Shut up and focus: The impacts of AD/HD

by Emma Rose Kraus
Journalism Intern

Much of the rhetoric surrounding Attention Deficit/Hyperactivity Disorder (AD/HD) still hinges on the idea of the random, butterfly chasing child, who almost always is disregarded as just a way of explaining infantile behavior and not a real disorder in the slightest.

But in reality, AD/HD is documented and defined by its symptoms, many deriving from impairment of executive functioning and a lack of dopamine in the brain.

“The best way to describe it is like trying to move through a thick fog,” Says Victoria Clary, a graduating art BFA and aspiring LGBTQ children’s books writer and illustrator. Clary has been diagnosed with inattentive AD/HD since before starting second grade. She currently lives un-medicated due to medications’ cost and the long difficult process for even those who have the disorder to receive access to it.
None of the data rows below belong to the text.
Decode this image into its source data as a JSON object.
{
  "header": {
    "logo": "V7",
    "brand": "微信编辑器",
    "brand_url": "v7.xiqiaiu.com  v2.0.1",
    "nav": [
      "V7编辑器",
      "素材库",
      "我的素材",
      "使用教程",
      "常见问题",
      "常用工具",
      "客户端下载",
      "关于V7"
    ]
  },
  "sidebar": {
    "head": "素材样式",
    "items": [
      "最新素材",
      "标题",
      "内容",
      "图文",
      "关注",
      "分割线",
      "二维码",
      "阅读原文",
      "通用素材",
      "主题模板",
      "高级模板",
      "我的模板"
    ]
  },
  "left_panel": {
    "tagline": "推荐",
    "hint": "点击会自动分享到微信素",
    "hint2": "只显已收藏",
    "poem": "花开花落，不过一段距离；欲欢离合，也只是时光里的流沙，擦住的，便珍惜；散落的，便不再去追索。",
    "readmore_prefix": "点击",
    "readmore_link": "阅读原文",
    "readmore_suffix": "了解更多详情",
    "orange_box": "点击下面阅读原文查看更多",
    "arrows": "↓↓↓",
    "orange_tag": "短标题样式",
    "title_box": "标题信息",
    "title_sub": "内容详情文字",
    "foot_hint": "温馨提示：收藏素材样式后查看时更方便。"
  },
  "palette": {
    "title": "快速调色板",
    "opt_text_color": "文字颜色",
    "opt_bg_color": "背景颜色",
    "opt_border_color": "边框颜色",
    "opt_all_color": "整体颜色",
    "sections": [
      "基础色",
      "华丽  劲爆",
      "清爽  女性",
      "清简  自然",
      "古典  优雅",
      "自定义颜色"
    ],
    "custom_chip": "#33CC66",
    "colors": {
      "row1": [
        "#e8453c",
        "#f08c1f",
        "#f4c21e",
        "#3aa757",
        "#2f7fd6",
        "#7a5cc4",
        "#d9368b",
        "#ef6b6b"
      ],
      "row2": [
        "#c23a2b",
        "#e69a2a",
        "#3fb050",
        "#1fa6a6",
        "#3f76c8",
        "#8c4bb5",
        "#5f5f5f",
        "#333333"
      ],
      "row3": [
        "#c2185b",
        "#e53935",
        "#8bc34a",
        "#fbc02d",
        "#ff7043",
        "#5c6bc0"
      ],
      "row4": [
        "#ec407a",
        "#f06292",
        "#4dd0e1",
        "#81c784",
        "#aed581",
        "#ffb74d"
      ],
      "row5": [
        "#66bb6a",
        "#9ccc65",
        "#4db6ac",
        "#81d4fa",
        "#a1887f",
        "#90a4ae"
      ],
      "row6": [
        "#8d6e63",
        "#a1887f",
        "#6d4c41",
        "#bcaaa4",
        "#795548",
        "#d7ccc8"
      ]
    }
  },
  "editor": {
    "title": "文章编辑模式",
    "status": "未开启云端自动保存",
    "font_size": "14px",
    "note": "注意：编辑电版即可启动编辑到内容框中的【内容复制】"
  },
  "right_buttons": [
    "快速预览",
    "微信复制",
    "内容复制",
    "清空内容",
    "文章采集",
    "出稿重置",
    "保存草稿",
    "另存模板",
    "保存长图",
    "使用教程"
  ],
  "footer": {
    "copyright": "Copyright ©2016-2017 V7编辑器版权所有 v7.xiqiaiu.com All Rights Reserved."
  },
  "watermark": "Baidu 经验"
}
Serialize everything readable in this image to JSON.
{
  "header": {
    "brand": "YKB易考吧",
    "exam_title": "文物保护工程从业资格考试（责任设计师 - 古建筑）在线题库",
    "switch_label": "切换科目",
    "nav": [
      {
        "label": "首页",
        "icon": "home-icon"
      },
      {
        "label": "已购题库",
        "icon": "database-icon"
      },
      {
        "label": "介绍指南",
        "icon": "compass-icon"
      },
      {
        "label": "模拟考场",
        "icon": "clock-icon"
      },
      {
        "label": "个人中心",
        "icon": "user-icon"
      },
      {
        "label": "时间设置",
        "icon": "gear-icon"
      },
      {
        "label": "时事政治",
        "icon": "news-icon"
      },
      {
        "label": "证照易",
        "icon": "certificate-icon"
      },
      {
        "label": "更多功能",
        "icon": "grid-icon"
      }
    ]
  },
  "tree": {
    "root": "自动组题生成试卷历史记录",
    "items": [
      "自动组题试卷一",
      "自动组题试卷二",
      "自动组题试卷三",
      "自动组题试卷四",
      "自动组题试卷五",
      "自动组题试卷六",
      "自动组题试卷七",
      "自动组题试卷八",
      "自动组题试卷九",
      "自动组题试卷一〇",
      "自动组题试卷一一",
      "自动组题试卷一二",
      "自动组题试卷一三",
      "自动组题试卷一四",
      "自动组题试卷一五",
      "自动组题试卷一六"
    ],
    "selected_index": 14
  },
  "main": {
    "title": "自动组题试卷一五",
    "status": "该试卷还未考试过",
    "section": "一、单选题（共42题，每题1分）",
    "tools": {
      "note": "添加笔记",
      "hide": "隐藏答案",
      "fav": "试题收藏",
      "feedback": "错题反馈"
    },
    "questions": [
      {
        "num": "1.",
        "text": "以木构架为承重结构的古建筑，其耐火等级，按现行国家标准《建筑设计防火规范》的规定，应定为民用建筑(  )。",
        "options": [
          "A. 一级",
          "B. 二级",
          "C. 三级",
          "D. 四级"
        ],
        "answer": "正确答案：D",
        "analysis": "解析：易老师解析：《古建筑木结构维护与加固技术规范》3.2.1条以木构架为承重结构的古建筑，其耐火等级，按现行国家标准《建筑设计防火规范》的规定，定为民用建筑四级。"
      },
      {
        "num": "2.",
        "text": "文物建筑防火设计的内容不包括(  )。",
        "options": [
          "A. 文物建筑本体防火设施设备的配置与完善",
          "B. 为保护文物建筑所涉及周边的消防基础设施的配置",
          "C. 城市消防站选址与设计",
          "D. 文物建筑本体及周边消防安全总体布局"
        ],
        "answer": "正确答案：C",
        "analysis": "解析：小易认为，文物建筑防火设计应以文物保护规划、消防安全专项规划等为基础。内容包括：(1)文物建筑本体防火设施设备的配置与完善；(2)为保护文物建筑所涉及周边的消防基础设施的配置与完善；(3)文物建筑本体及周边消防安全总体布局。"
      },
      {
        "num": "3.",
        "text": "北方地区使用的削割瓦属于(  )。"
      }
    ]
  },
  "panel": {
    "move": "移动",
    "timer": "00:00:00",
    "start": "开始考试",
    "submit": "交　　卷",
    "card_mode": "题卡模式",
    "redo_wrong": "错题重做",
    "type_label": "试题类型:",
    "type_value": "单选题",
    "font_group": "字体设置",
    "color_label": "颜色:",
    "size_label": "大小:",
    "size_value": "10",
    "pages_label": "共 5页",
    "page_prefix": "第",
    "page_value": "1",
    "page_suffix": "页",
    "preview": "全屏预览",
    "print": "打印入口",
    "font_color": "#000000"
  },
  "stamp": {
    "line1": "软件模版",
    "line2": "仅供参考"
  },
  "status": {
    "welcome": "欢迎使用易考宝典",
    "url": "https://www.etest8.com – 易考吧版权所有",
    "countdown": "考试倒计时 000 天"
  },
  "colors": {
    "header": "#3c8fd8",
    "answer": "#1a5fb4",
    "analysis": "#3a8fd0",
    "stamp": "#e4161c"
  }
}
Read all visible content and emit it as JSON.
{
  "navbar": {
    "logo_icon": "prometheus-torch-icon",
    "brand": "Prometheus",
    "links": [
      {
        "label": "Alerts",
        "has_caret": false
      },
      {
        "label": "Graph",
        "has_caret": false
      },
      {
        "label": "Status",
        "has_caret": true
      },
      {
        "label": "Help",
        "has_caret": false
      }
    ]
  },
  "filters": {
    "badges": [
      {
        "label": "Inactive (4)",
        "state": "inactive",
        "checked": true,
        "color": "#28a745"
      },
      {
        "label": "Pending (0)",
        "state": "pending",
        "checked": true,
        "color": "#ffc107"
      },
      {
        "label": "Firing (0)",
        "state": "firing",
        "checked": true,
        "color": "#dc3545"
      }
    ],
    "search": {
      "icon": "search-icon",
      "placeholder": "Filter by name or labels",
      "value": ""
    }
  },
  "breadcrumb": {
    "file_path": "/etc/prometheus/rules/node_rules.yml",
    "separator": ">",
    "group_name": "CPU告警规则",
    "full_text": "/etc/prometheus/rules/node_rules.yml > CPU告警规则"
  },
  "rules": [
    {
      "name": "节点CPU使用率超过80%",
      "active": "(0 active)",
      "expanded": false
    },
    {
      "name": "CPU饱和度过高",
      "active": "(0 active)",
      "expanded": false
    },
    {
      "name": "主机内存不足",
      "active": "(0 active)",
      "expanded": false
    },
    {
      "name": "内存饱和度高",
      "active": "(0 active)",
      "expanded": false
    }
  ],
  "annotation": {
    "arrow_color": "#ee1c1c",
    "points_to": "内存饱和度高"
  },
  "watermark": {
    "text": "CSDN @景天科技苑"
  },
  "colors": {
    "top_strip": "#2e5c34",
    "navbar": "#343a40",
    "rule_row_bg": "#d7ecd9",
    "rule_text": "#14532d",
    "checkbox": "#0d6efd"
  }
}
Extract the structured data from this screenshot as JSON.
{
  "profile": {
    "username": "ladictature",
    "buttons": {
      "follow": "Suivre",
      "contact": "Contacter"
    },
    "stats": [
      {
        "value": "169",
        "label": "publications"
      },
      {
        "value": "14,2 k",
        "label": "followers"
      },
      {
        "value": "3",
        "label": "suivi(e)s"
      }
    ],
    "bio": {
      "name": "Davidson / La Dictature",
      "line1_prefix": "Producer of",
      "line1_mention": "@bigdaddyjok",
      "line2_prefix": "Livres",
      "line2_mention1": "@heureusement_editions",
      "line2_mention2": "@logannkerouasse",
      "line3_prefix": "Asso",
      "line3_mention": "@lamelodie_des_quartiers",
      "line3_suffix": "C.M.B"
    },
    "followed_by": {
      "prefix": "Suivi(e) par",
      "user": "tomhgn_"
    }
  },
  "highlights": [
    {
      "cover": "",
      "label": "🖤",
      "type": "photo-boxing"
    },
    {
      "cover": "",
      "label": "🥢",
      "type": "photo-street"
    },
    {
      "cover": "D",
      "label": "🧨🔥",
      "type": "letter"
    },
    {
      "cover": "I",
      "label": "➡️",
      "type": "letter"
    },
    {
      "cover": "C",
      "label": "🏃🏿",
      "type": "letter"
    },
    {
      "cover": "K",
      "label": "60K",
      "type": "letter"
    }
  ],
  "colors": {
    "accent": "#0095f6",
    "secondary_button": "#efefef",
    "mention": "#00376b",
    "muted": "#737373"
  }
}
“I think it would be easier, in some ways, to be like, ‘here’s the way it hasn’t impacted my life’,” Clary reveals. “It really affects all of my work flows, all of my processes: in my everyday life, in work, in school; in the way that I have to schedule my time, or notremember to schedule my time. I’ve had to definitely learn ways to work around it or work with it.”

AD/HD comes in three forms: hyperactive, inattentive and combined. It also has three severity levels: mild, moderate and severe. These can change throughout a person’s lifetime. It is also defined by the American Psychiatric Association’s DSM-V – a diagnostic manual - as being a “debilitating” disorder that affects every aspect of a person’s life, even into adulthood.

But while these serious symptoms must begin in early childhood, there are many, especially girls, who do not end up diagnosed until late teens and even adulthood.

“My brother got diagnosed when he was younger and I started to wonder if I had it,” said Jessica Rae Knowles, who was diagnosed at 17. “It was harder to pay attention in school and it always took me longer to learn things.

“I got on medication and I didn’t like it,” admits Knowles, explaining it made her anxious. “But the first day I took it we had an assignment and usually I’d just stare around the room; just think, be in my ‘la la land’, but I realized I was doing [the assignment] really fast and at a good pace. I realized, ‘Okay, this medication is working.’

“But then I got off Soonercare at 19 and I couldn’t afford the medication anymore,” she remembers. “So [my doctor] put me on Strattera and I didn’t think the results were as good so I just kind of stopped taking it.”

Problems with medication are common for those with AD/HD, just as social, organizational and emotional problems also arise. ADDitude magazine and CHADD, the national resource on AD/HD, both mention unhealthy relationships with food (i.e. eating disorders), compulsive talking and other behaviors, depression and anxiety to be just a fraction of the negative effects of AD/HD and society’s view of it on those who must deal with it every moment of their lives.

“I have to make lists because I can’t keep everything in order in my head,” says Knowles. “In big groups, I get lost and I stop caring really until I hear one thing interesting, selectively, and I’ll ask what we’re talking about and they’ll say, ‘We just said that’.”

Along with impaired executive functions, Psychology Today and other sources also link AD/HD to a crippling lack of self-esteem.

“It’s called rejection sensitive dysphoria,” says Clary. “We’re socialized as we grow up, ‘You need to focus more,’ ‘You can do better,’ ‘This wasn’t good enough,’ ‘Why didn’t you get an A?’ ‘You’re smarter than this,’ and at a point it becomes devastating.

“It moves past disheartening into devastation and becomes something that you cannot get rid of and so all of your work is held against this, ‘I could have done better.’ So, when people later in life give you criticism, no matter how well meaning they are, they say, ‘This is good, but it could be better’ - instant devastation.”

AD/HD is much more impactful than we as a society like to believe and, until we understand that fact, people with AD/HD will continue to be at a higher risk of suicide (which, in young children, is more often linked to AD/HD than depression), eating disorders, feelings of isolation, depression and addiction.

“AD/HD is like an elephant in the middle of a room,” Clary says firmly. “You always have to work and live your life around it.”

Copyright 2017 The Gayly - 5/7/2017 @ 12:17 p.m. CDT